Michigan Advances to Final Four with Win over FSU, Will Face Loyola-Chicago

Michigan guard Charles Matthews (1) shoots against Florida State forward Mfiondu Kabengele (25) during the first half of an NCAA men's college basketball tournament regional final Saturday, March 24, 2018, in Los Angeles. (AP Photo/Jae Hong)

Jae Hong/Associated Press

The No. 3 Michigan Wolverines punched their ticket to the Final Four on Saturday with a 58-54 win over the ninth-seeded Florida State Seminoles in the Elite Eight at Staples Center in Los Angeles.

Michigan’s triumph in the West Regional gave it a Final Four berth for the eighth time in school history, although its trips in 1992 and 1993 were vacated by the NCAA.

The Wolverines will move on to face Loyola-Chicago in the Final Four for a chance to compete for the national title.

Both the Wolverines and Seminoles struggled mightily from the field in a game that featured excellent defense and inconsistent shooting.

Michigan shot just 38.8 percent from the field, while FSU shot 32.0 percent.

The Wolverines also shot a miserable 4-of-22 from three-point range, but they forced 15 Florida State turnovers in the win.

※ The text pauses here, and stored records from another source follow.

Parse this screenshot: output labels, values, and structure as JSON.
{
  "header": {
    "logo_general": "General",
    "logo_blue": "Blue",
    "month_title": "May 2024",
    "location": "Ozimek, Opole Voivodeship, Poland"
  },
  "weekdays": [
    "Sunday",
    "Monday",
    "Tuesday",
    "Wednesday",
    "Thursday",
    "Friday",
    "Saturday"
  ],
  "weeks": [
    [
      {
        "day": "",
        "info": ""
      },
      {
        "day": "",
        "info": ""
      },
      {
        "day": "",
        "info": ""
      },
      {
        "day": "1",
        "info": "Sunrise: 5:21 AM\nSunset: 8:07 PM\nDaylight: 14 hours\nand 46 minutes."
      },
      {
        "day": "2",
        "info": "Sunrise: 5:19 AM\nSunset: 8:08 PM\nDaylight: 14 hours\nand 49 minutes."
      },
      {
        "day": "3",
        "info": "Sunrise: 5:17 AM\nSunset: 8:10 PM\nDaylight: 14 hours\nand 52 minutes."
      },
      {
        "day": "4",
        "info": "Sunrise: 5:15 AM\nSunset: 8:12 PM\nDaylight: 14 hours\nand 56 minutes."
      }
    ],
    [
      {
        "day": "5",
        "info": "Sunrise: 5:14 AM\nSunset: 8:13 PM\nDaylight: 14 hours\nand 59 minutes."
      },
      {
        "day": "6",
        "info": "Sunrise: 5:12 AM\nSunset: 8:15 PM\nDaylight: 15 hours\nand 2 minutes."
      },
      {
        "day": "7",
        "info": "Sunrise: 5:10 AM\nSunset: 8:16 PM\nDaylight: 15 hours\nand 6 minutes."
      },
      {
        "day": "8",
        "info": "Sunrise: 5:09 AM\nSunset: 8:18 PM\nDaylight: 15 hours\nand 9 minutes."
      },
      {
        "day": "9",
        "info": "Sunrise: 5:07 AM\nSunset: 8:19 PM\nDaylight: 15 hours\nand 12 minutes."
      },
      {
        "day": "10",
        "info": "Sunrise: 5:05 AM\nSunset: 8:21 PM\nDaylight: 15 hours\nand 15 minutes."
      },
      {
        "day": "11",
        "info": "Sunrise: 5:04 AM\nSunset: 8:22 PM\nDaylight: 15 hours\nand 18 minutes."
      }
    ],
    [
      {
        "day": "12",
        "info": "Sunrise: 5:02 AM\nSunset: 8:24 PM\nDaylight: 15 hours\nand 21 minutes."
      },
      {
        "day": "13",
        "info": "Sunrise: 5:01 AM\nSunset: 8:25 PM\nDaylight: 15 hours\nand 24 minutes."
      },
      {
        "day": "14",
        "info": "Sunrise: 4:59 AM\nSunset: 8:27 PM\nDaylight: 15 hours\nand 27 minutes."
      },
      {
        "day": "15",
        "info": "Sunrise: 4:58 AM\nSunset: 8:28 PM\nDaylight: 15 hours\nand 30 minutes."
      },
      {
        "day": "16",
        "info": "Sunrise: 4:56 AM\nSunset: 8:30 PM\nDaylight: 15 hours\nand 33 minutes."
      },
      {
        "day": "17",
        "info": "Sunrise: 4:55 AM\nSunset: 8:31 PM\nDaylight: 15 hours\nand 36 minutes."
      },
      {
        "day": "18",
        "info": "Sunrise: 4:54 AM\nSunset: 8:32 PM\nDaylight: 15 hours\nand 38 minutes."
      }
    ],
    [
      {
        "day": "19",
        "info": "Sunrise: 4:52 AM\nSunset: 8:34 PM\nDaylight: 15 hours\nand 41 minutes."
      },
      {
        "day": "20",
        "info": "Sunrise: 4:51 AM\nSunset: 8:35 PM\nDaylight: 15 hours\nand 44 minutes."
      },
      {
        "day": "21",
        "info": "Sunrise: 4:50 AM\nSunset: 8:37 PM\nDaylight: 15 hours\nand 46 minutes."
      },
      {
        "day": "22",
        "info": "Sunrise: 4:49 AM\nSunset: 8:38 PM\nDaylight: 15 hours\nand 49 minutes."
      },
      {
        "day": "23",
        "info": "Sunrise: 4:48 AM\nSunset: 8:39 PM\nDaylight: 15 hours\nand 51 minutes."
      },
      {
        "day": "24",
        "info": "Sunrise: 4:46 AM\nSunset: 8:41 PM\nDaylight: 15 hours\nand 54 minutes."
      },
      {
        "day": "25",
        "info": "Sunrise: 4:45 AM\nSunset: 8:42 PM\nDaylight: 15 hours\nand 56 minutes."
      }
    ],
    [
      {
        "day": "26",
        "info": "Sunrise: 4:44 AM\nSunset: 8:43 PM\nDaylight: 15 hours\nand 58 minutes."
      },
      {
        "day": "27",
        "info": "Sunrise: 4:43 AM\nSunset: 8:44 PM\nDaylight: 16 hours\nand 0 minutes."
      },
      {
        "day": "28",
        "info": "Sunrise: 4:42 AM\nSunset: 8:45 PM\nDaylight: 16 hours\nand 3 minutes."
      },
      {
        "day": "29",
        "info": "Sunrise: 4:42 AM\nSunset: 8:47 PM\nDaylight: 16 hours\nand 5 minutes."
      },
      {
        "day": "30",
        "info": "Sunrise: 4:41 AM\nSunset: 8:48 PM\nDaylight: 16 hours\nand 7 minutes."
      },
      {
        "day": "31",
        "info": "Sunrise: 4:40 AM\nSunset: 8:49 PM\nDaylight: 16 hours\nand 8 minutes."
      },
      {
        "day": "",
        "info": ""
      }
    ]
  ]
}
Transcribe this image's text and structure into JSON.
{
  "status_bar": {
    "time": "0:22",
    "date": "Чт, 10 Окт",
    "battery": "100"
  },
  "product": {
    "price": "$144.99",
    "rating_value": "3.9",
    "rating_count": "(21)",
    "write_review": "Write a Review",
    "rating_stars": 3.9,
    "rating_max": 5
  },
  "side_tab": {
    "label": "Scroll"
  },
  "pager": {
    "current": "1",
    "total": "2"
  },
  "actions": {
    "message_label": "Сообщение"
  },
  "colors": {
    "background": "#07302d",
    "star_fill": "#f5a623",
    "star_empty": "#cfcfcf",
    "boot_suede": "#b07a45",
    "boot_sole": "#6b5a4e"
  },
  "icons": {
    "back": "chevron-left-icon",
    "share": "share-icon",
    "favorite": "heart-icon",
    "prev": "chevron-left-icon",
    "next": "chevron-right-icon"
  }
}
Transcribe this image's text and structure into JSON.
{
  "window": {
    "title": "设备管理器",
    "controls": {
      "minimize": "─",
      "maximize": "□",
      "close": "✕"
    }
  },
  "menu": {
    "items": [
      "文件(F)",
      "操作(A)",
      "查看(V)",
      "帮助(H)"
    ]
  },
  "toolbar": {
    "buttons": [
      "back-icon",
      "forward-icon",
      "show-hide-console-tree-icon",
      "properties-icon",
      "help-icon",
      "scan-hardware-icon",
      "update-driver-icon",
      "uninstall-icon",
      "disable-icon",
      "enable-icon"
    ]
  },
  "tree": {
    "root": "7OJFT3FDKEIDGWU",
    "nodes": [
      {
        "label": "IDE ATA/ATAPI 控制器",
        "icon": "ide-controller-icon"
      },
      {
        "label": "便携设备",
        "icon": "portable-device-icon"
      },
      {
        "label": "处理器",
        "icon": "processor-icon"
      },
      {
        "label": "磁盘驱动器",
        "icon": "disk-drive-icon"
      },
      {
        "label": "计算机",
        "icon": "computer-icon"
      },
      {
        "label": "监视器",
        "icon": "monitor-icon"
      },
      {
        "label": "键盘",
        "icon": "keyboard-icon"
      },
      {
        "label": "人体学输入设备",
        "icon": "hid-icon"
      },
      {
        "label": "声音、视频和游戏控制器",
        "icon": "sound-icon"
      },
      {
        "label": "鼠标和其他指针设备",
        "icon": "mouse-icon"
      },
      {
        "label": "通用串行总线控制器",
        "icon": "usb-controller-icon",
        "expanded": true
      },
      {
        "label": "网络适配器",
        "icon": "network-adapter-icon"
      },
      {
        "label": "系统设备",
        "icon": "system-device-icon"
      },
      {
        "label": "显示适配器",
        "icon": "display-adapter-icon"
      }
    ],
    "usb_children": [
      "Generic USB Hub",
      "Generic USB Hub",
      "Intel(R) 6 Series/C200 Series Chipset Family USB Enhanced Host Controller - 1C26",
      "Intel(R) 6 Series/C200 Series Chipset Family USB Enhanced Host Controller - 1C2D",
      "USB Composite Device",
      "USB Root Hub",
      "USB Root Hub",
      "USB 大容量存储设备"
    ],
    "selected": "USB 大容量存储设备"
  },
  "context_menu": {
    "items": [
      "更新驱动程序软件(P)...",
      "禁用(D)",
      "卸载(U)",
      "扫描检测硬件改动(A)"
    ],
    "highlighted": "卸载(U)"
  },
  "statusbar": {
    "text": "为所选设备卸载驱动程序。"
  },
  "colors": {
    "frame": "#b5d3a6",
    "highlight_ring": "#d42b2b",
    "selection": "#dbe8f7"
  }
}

Michigan junior guard Charles Matthews was the best offensive player in the game, as he finished with 17 points. Senior forward Phil Cofer paced the Seminoles with 16 points.

Matthews gave an early indication that Saturday’s game would belong to him, as Michigan’s first points came when he threw down an emphatic dunk:

His high level of play was needed more than usual because junior forward Moritz Wagner never found his rhythm.

Although Wagner finished with 12 points, the second-highest total on the team, he missed all seven of his three-point attempts and did most of his damage at the free-throw line.

According to Nick Baumgardner of the Detroit Free Press, Wagner was clearly unhappy with his play in the first half:

While Wagner was scuffling, Matthews was thriving, as evidenced by this alley-oop finish early in the first half, courtesy of NCAA March Madness:

Florida State led by one with one minute left in the first half, but a pair of free throws from Wagner gave the Wolverines a 27-26 advantage entering halftime.

Legendary ESPN college basketball analyst Dick Vitale expressed his belief that Michigan was fortunate to be in that position:

ESPN Stats & Info pointed out that Michigan’s first-half performance Saturday was in stark contrast to what it did in the Sweet 16:

Michigan was undoubtedly the better team early in the second half, as it built a 10-point lead with 14:36 remaining, punctuated by a Duncan Robinson layup.

FSU chipped away and got to within four, but Wagner made what was by far his biggest play of the game to regain some separation for the Wolverines.

Just past the midway point of the half, Wagner battled his way inside and completed an old-fashioned three-point play to stretch the lead back to seven:

Robinson hit a three to extend the lead to 10 with 2:26 remaining, but poor free-throw shooting by the Wolverines kept the Seminoles in it.

PJ Savoy got Florida State within three with 1:17 remaining, and on the heels of a missed free throw by Muhammad-Ali Abdur-Rahkman, the Noles had a chance to tie.

Savoy missed another trifecta attempt, however, and Robinson put the game away for Michigan with two clutch free throws with 21 seconds left.

Michigan’s offensive performance left plenty to be desired, and a similar effort may not be enough to beat 11th-seeded Loyola-Chicago in the Final Four.

With head coach John Beilein at the helm, though, the Wolverines have a leader who has been to the national championship game, and that type of experience could play a huge role against the Ramblers.